Copy every line of the material precisely.
__________________________________________________
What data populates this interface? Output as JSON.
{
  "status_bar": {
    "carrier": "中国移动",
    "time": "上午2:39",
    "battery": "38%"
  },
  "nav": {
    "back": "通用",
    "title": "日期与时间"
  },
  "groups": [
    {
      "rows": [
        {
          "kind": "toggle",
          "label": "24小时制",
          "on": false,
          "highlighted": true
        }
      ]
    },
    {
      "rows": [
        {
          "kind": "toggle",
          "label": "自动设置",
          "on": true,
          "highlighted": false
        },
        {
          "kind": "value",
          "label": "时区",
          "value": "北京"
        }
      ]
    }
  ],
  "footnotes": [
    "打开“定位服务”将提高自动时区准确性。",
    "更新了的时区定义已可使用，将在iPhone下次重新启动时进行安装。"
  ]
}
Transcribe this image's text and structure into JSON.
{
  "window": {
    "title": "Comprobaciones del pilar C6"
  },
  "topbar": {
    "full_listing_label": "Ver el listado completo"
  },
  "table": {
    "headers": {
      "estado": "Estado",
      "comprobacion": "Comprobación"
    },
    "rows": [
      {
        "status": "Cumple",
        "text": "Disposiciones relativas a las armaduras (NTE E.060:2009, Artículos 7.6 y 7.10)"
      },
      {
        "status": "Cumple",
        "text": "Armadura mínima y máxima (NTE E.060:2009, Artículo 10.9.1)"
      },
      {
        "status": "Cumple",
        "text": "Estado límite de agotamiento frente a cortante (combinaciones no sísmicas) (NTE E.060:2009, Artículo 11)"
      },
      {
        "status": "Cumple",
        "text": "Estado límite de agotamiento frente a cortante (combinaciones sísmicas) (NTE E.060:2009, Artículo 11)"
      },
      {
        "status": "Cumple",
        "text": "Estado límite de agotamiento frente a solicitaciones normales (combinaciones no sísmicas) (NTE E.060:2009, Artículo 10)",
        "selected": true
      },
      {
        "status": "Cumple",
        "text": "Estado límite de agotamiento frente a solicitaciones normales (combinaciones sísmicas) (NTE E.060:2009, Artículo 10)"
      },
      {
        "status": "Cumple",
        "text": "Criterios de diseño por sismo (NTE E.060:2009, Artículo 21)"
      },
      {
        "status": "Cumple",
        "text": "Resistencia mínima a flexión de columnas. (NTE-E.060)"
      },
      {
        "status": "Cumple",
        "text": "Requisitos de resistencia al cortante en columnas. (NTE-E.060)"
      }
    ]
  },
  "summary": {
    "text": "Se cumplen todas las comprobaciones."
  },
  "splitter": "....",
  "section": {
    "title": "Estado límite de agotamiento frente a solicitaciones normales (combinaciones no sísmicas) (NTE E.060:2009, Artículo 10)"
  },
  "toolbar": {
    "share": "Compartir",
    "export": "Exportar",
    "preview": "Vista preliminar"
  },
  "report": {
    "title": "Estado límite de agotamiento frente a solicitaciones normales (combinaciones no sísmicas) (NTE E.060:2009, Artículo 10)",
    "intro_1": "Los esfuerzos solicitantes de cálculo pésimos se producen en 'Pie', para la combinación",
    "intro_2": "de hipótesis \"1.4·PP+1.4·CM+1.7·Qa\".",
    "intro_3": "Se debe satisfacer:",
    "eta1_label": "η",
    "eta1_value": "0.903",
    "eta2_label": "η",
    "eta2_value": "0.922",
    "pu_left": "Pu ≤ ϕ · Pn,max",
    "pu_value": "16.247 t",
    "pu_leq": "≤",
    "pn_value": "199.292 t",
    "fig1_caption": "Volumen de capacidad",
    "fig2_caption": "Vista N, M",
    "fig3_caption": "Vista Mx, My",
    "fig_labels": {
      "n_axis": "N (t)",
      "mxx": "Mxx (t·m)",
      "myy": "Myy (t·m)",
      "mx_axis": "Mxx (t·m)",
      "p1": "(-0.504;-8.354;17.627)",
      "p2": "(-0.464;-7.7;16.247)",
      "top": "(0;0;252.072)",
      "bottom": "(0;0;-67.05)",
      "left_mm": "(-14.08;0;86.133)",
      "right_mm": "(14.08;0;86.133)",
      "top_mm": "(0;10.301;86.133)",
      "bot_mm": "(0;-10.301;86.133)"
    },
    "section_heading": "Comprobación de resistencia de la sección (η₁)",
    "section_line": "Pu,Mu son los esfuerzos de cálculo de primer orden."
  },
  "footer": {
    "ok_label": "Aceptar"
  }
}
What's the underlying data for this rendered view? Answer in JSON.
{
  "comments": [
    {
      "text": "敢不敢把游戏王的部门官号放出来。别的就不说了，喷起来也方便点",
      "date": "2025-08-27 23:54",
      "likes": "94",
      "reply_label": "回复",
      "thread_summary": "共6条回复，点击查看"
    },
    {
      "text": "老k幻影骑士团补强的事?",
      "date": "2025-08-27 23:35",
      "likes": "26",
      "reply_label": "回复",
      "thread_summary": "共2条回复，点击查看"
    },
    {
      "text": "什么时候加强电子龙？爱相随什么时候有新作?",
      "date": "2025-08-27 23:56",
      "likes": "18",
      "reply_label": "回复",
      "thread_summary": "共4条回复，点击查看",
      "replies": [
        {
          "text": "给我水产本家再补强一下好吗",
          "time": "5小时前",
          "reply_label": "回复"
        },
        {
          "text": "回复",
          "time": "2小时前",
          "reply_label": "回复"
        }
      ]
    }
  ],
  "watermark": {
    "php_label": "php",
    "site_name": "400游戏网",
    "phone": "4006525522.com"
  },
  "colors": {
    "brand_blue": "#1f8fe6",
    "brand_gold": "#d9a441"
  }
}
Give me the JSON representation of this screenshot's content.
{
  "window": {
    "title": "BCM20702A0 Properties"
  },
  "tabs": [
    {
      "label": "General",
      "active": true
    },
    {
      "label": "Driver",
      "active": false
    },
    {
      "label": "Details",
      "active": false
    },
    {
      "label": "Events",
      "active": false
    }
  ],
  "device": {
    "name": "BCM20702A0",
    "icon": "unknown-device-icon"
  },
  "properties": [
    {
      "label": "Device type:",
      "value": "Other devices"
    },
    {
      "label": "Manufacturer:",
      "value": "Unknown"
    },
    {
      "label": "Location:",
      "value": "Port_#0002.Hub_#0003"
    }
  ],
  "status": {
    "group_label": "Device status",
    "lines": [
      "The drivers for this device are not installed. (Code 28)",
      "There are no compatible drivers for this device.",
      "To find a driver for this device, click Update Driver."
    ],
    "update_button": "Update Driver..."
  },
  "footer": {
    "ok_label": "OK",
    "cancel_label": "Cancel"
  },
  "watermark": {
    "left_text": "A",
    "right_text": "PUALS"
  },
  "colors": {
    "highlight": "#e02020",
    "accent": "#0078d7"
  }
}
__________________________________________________
(Answer box):
What data populates this interface? Output as JSON.
{
  "status_bar": {
    "carrier": "中国移动",
    "time": "上午2:39",
    "battery": "38%"
  },
  "nav": {
    "back": "通用",
    "title": "日期与时间"
  },
  "groups": [
    {
      "rows": [
        {
          "kind": "toggle",
          "label": "24小时制",
          "on": false,
          "highlighted": true
        }
      ]
    },
    {
      "rows": [
        {
          "kind": "toggle",
          "label": "自动设置",
          "on": true,
          "highlighted": false
        },
        {
          "kind": "value",
          "label": "时区",
          "value": "北京"
        }
      ]
    }
  ],
  "footnotes": [
    "打开“定位服务”将提高自动时区准确性。",
    "更新了的时区定义已可使用，将在iPhone下次重新启动时进行安装。"
  ]
}
Transcribe this image's text and structure into JSON.
{
  "window": {
    "title": "Comprobaciones del pilar C6"
  },
  "topbar": {
    "full_listing_label": "Ver el listado completo"
  },
  "table": {
    "headers": {
      "estado": "Estado",
      "comprobacion": "Comprobación"
    },
    "rows": [
      {
        "status": "Cumple",
        "text": "Disposiciones relativas a las armaduras (NTE E.060:2009, Artículos 7.6 y 7.10)"
      },
      {
        "status": "Cumple",
        "text": "Armadura mínima y máxima (NTE E.060:2009, Artículo 10.9.1)"
      },
      {
        "status": "Cumple",
        "text": "Estado límite de agotamiento frente a cortante (combinaciones no sísmicas) (NTE E.060:2009, Artículo 11)"
      },
      {
        "status": "Cumple",
        "text": "Estado límite de agotamiento frente a cortante (combinaciones sísmicas) (NTE E.060:2009, Artículo 11)"
      },
      {
        "status": "Cumple",
        "text": "Estado límite de agotamiento frente a solicitaciones normales (combinaciones no sísmicas) (NTE E.060:2009, Artículo 10)",
        "selected": true
      },
      {
        "status": "Cumple",
        "text": "Estado límite de agotamiento frente a solicitaciones normales (combinaciones sísmicas) (NTE E.060:2009, Artículo 10)"
      },
      {
        "status": "Cumple",
        "text": "Criterios de diseño por sismo (NTE E.060:2009, Artículo 21)"
      },
      {
        "status": "Cumple",
        "text": "Resistencia mínima a flexión de columnas. (NTE-E.060)"
      },
      {
        "status": "Cumple",
        "text": "Requisitos de resistencia al cortante en columnas. (NTE-E.060)"
      }
    ]
  },
  "summary": {
    "text": "Se cumplen todas las comprobaciones."
  },
  "splitter": "....",
  "section": {
    "title": "Estado límite de agotamiento frente a solicitaciones normales (combinaciones no sísmicas) (NTE E.060:2009, Artículo 10)"
  },
  "toolbar": {
    "share": "Compartir",
    "export": "Exportar",
    "preview": "Vista preliminar"
  },
  "report": {
    "title": "Estado límite de agotamiento frente a solicitaciones normales (combinaciones no sísmicas) (NTE E.060:2009, Artículo 10)",
    "intro_1": "Los esfuerzos solicitantes de cálculo pésimos se producen en 'Pie', para la combinación",
    "intro_2": "de hipótesis \"1.4·PP+1.4·CM+1.7·Qa\".",
    "intro_3": "Se debe satisfacer:",
    "eta1_label": "η",
    "eta1_value": "0.903",
    "eta2_label": "η",
    "eta2_value": "0.922",
    "pu_left": "Pu ≤ ϕ · Pn,max",
    "pu_value": "16.247 t",
    "pu_leq": "≤",
    "pn_value": "199.292 t",
    "fig1_caption": "Volumen de capacidad",
    "fig2_caption": "Vista N, M",
    "fig3_caption": "Vista Mx, My",
    "fig_labels": {
      "n_axis": "N (t)",
      "mxx": "Mxx (t·m)",
      "myy": "Myy (t·m)",
      "mx_axis": "Mxx (t·m)",
      "p1": "(-0.504;-8.354;17.627)",
      "p2": "(-0.464;-7.7;16.247)",
      "top": "(0;0;252.072)",
      "bottom": "(0;0;-67.05)",
      "left_mm": "(-14.08;0;86.133)",
      "right_mm": "(14.08;0;86.133)",
      "top_mm": "(0;10.301;86.133)",
      "bot_mm": "(0;-10.301;86.133)"
    },
    "section_heading": "Comprobación de resistencia de la sección (η₁)",
    "section_line": "Pu,Mu son los esfuerzos de cálculo de primer orden."
  },
  "footer": {
    "ok_label": "Aceptar"
  }
}
What's the underlying data for this rendered view? Answer in JSON.
{
  "comments": [
    {
      "text": "敢不敢把游戏王的部门官号放出来。别的就不说了，喷起来也方便点",
      "date": "2025-08-27 23:54",
      "likes": "94",
      "reply_label": "回复",
      "thread_summary": "共6条回复，点击查看"
    },
    {
      "text": "老k幻影骑士团补强的事?",
      "date": "2025-08-27 23:35",
      "likes": "26",
      "reply_label": "回复",
      "thread_summary": "共2条回复，点击查看"
    },
    {
      "text": "什么时候加强电子龙？爱相随什么时候有新作?",
      "date": "2025-08-27 23:56",
      "likes": "18",
      "reply_label": "回复",
      "thread_summary": "共4条回复，点击查看",
      "replies": [
        {
          "text": "给我水产本家再补强一下好吗",
          "time": "5小时前",
          "reply_label": "回复"
        },
        {
          "text": "回复",
          "time": "2小时前",
          "reply_label": "回复"
        }
      ]
    }
  ],
  "watermark": {
    "php_label": "php",
    "site_name": "400游戏网",
    "phone": "4006525522.com"
  },
  "colors": {
    "brand_blue": "#1f8fe6",
    "brand_gold": "#d9a441"
  }
}
Give me the JSON representation of this screenshot's content.
{
  "window": {
    "title": "BCM20702A0 Properties"
  },
  "tabs": [
    {
      "label": "General",
      "active": true
    },
    {
      "label": "Driver",
      "active": false
    },
    {
      "label": "Details",
      "active": false
    },
    {
      "label": "Events",
      "active": false
    }
  ],
  "device": {
    "name": "BCM20702A0",
    "icon": "unknown-device-icon"
  },
  "properties": [
    {
      "label": "Device type:",
      "value": "Other devices"
    },
    {
      "label": "Manufacturer:",
      "value": "Unknown"
    },
    {
      "label": "Location:",
      "value": "Port_#0002.Hub_#0003"
    }
  ],
  "status": {
    "group_label": "Device status",
    "lines": [
      "The drivers for this device are not installed. (Code 28)",
      "There are no compatible drivers for this device.",
      "To find a driver for this device, click Update Driver."
    ],
    "update_button": "Update Driver..."
  },
  "footer": {
    "ok_label": "OK",
    "cancel_label": "Cancel"
  },
  "watermark": {
    "left_text": "A",
    "right_text": "PUALS"
  },
  "colors": {
    "highlight": "#e02020",
    "accent": "#0078d7"
  }
}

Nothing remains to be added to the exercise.